• **EXERCISE BRIEF**:
Each line of the listing that holds "omada" counts once; report how many there are, and nothing more.

• **EXERCISE INPUT**:
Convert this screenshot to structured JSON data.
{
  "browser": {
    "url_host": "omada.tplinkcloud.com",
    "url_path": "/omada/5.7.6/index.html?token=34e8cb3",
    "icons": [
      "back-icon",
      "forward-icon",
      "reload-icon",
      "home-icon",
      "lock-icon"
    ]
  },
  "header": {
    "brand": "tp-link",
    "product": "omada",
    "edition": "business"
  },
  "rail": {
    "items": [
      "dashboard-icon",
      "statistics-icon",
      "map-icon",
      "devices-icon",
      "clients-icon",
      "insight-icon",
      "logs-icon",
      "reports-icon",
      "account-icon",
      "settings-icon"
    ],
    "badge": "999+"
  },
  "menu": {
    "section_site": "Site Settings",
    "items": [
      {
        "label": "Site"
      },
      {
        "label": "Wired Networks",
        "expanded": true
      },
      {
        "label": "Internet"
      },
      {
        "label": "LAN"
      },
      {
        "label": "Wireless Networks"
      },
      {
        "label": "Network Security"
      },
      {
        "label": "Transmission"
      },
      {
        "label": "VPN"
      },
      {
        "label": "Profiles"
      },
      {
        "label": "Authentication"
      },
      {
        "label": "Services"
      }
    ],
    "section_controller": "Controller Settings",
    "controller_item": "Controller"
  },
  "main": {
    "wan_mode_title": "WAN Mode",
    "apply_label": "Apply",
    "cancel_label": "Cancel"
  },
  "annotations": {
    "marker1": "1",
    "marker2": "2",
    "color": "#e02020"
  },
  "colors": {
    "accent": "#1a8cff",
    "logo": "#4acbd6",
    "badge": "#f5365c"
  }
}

• **ANSWER TO THIS EXERCISE**:
3